No matter the reason, when you see those emergency lights in your rearview it is an intimidating experience. Whether you’ve had a few drinks or not, follow these steps to protect your rights the next time you see those flashing blues.
Slow down & find a safe place to stop.
Take a deep breath, begin to slow your car, remain calm, and take a quick survey of your surroundings. Pinpoint a safe location to pull over in the immediate vicinity, then using your turn signal, safely navigate your way there. Pull far off to the right, if possible, to allow the officer to approach safely. Making sure to come to a complete stop and turning off your engine.
Calmly roll down your window.
Keeping your movements slow and deliberate, roll down your driver side window and other tinted windows. If it is dark, turn on an interior light. Do not reach for anything under your seat, in the seat next to you, or in the glove compartment. The officer will be watching your moves. You do not want them to think you’re reaching for a weapon or trying to hide something.
Keep your hands on the wheel and wait for instruction.
Continue to keep calm. Typically, the officer will request to see your license and registration. If you need to reach in your glove compartment, center console, purse, or bag, avoid any sudden movements and explain to the officer where your documents are located. Make slow and deliberate movements, hand the items to the officer, then return your hands to the wheel.
Speak clearly and respectfully.
Speaking too much, slurring your words, or general belligerence will not help your situation, especially if the officer believes you to be intoxicated. Address the officer as “sir” or “ma’am” and do not become argumentative.
Do not answer incriminating questions.
You are required to provide your name, license, and registration. If the officer asks questions such as “How much have you had to drink tonight” avoid the question.
You can answer “just a glass of wine sir”, if this is the truth, but if you’ve had more than one alcoholic beverage, avoid answering. “Respectfully officer, I’ve been advised not to answer that question” is an acceptable response. The officer will push you further, but better to not answer than lie or incriminate yourself.
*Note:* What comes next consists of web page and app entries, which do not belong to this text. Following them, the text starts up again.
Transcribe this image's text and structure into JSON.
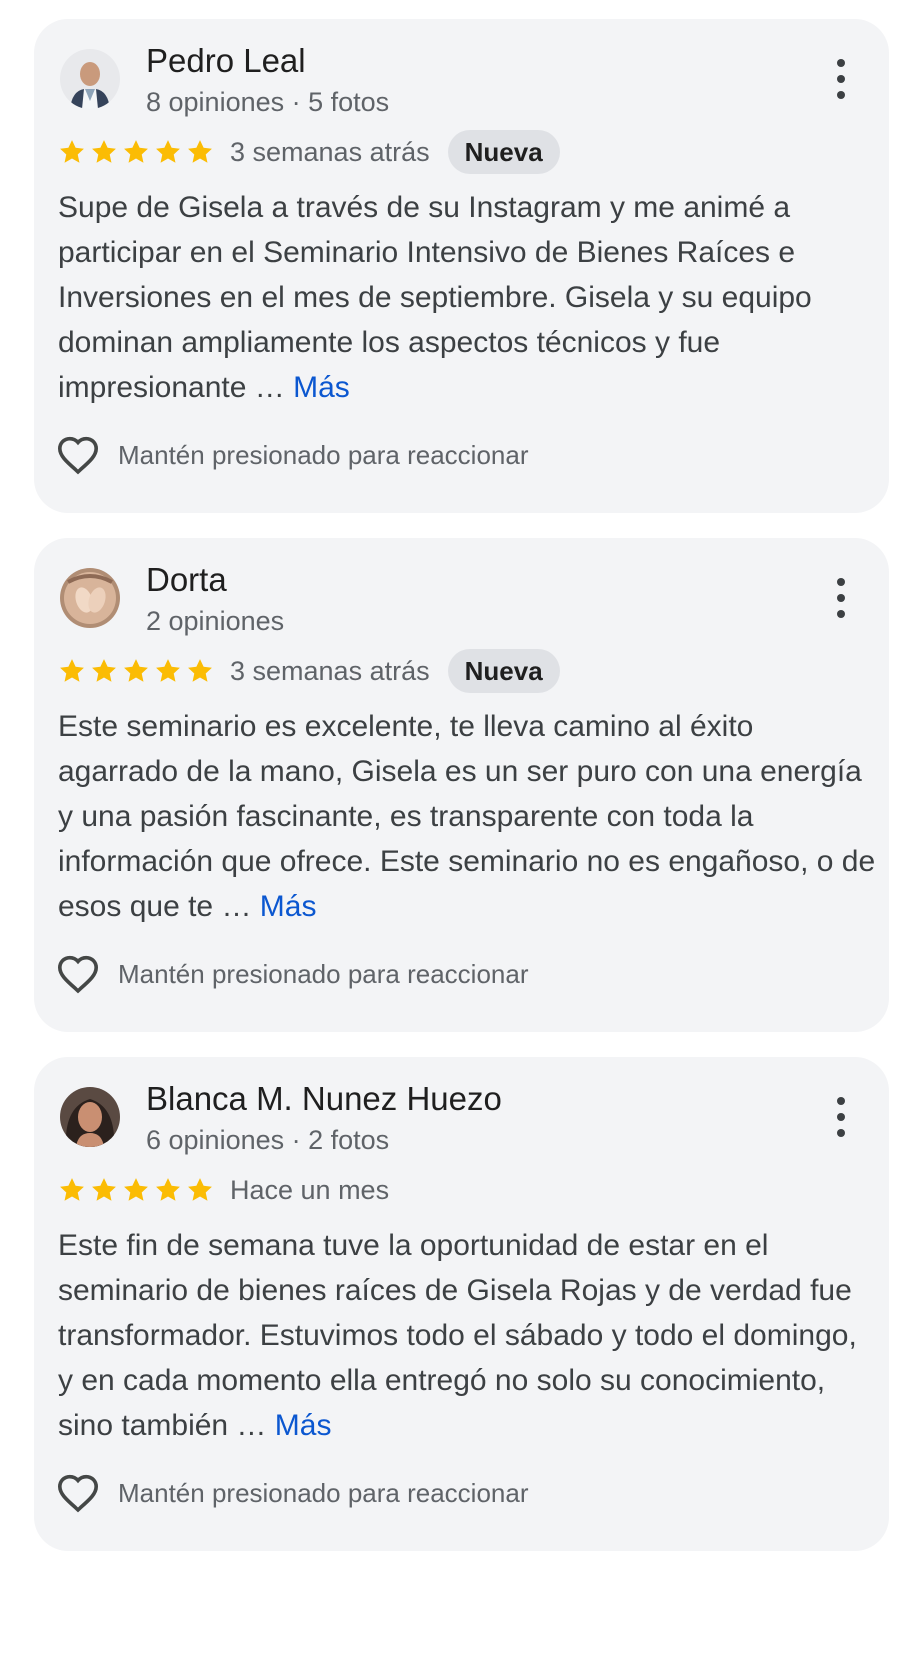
{
  "reviews": [
    {
      "name": "Pedro Leal",
      "meta": "8 opiniones · 5 fotos",
      "rating": 5,
      "date": "3 semanas atrás",
      "badge": "Nueva",
      "text": "Supe de Gisela a través de su Instagram y me animé a participar en el Seminario Intensivo de Bienes Raíces e Inversiones en el mes de septiembre. Gisela y su equipo dominan ampliamente los aspectos técnicos y fue impresionante …",
      "more_label": "Más",
      "react_label": "Mantén presionado para reaccionar"
    },
    {
      "name": "Dorta",
      "meta": "2 opiniones",
      "rating": 5,
      "date": "3 semanas atrás",
      "badge": "Nueva",
      "text": "Este seminario es excelente, te lleva camino al éxito agarrado de la mano, Gisela es un ser puro con una energía y una pasión fascinante, es transparente con toda la información que ofrece. Este seminario no es engañoso, o de esos que te …",
      "more_label": "Más",
      "react_label": "Mantén presionado para reaccionar"
    },
    {
      "name": "Blanca M. Nunez Huezo",
      "meta": "6 opiniones · 2 fotos",
      "rating": 5,
      "date": "Hace un mes",
      "text": "Este fin de semana tuve la oportunidad de estar en el seminario de bienes raíces de Gisela Rojas y de verdad fue transformador. Estuvimos todo el sábado y todo el domingo, y en cada momento ella entregó no solo su conocimiento, sino también …",
      "more_label": "Más",
      "react_label": "Mantén presionado para reaccionar"
    }
  ],
  "colors": {
    "card_bg": "#f3f4f6",
    "star": "#fbbc04",
    "link": "#0b57d0",
    "badge_bg": "#dfe1e5",
    "secondary_text": "#5f6368"
  },
  "icons": {
    "star": "star-icon",
    "more": "more-vert-icon",
    "heart": "heart-outline-icon"
  }
}
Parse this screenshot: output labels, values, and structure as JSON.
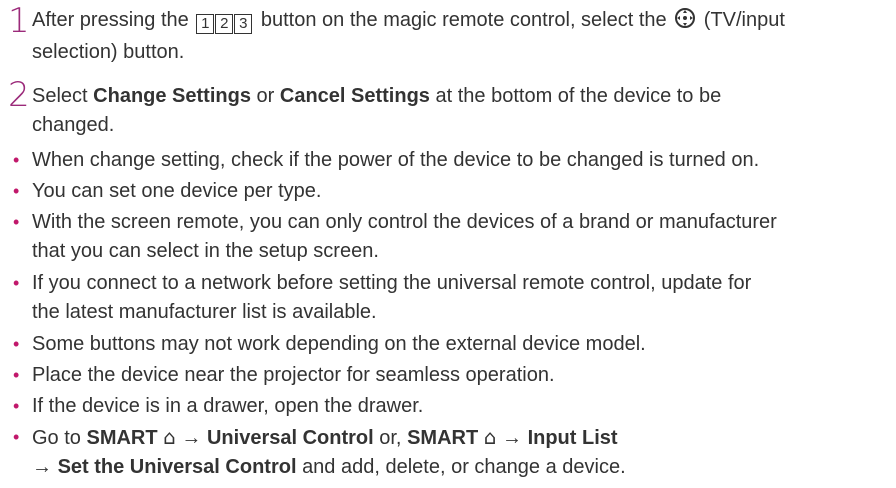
{
  "steps": [
    {
      "number": "1",
      "text_before": "After pressing the",
      "key_digits": [
        "1",
        "2",
        "3"
      ],
      "text_middle": "button on the magic remote control, select the",
      "icon": "tv-input-selection-icon",
      "text_after_line1": "(TV/input",
      "text_after_line2": "selection) button."
    },
    {
      "number": "2",
      "text_before": "Select",
      "bold1": "Change Settings",
      "or": "or",
      "bold2": "Cancel Settings",
      "text_after_line1": "at the bottom of the device to be",
      "text_after_line2": "changed."
    }
  ],
  "bullets": [
    {
      "text": "When change setting, check if the power of the device to be changed is turned on."
    },
    {
      "text": "You can set one device per type."
    },
    {
      "line1": "With the screen remote, you can only control the devices of a brand or manufacturer",
      "line2": "that you can select in the setup screen."
    },
    {
      "line1": "If you connect to a network before setting the universal remote control, update for",
      "line2": "the latest manufacturer list is available."
    },
    {
      "text": "Some buttons may not work depending on the external device model."
    },
    {
      "text": "Place the device near the projector for seamless operation."
    },
    {
      "text": "If the device is in a drawer, open the drawer."
    }
  ],
  "last_bullet": {
    "go_to": "Go to",
    "smart1": "SMART",
    "arrow1": "→",
    "universal_control": "Universal Control",
    "or_comma": "or,",
    "smart2": "SMART",
    "arrow2": "→",
    "input_list": "Input List",
    "arrow3": "→",
    "set_universal": "Set the Universal Control",
    "tail": "and add, delete, or change a device.",
    "home_icon_glyph": "⌂"
  },
  "bullet_glyph": "•",
  "colors": {
    "step_number": "#9b2a7a",
    "bullet": "#c1186b",
    "text": "#333333"
  }
}
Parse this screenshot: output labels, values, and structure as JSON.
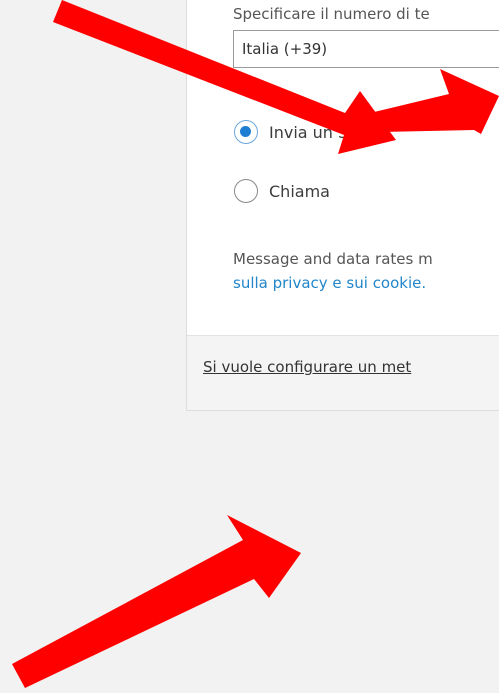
{
  "form": {
    "phone_label": "Specificare il numero di te",
    "country_code_value": "Italia (+39)",
    "options": [
      {
        "label": "Invia un SMS",
        "selected": true
      },
      {
        "label": "Chiama",
        "selected": false
      }
    ],
    "disclaimer": "Message and data rates m",
    "privacy_link": "sulla privacy e sui cookie."
  },
  "footer": {
    "alt_method_link": "Si vuole configurare un met"
  },
  "colors": {
    "accent": "#1e7fd2",
    "link": "#2286c9",
    "annotation_arrow": "#ff0000"
  },
  "annotations": {
    "arrows": [
      "arrow-icon",
      "arrow-icon",
      "arrow-icon"
    ]
  }
}
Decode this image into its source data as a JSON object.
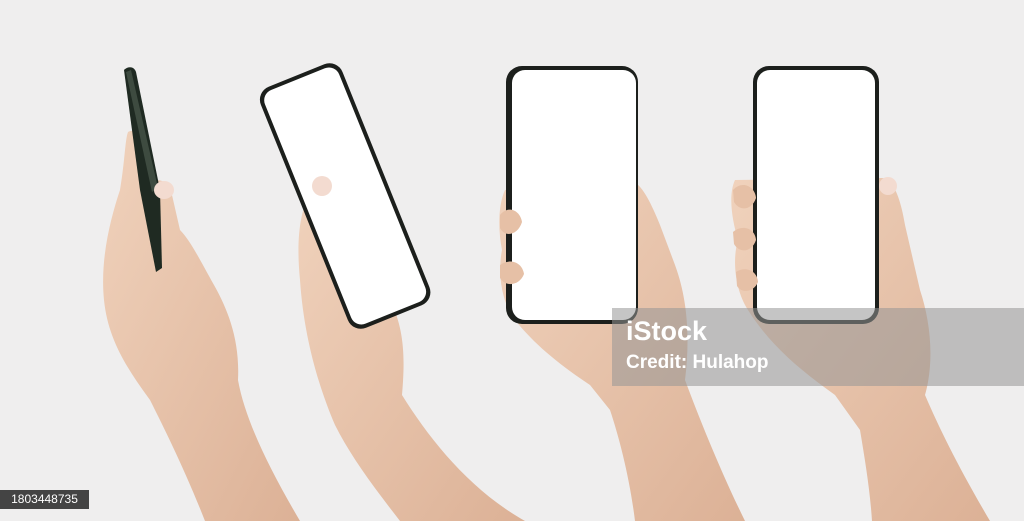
{
  "watermark": {
    "brand": "iStock",
    "credit": "Credit: Hulahop"
  },
  "stock_id": "1803448735",
  "colors": {
    "background": "#efeeee",
    "skin": "#eccbb2",
    "skin_shadow": "#d9ae93",
    "phone_frame": "#1c1f1c",
    "screen": "#ffffff"
  }
}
Refuse field sobriety tests and hand-held breathalyzers.
Field sobriety tests are subjective. If you are arrested and find yourself in court, you do not want the officer to tell his opinion of how drunk you may have been. Similarly, road-side breathalyzers are known to be inaccurate and therefore it is acceptable to refuse one. By refusing these tests, your driver’s license will likely be suspended, but a suspension is better than a conviction for driving under the influence.
Submit to a chemical test at the police station.
After refusing the field tests you will likely be taken into custody. At the station you will be required to take either a blood or breathalyzer test. Of the two, the breathalyzer is less reliable and may give you room to argue it’s results if your case goes to trial.
It’s important to note, if you refuse these tests your license will be automatically suspended.
Contact a top DUI lawyer near you.
Contact an experienced DUI attorney right away. In preparation for meeting with your attorney, take time to write down every detail from your arrest; from the time you saw the flashing lights to the time of your release. Your attorney can use this recollection to prepare a stronger DUI defense.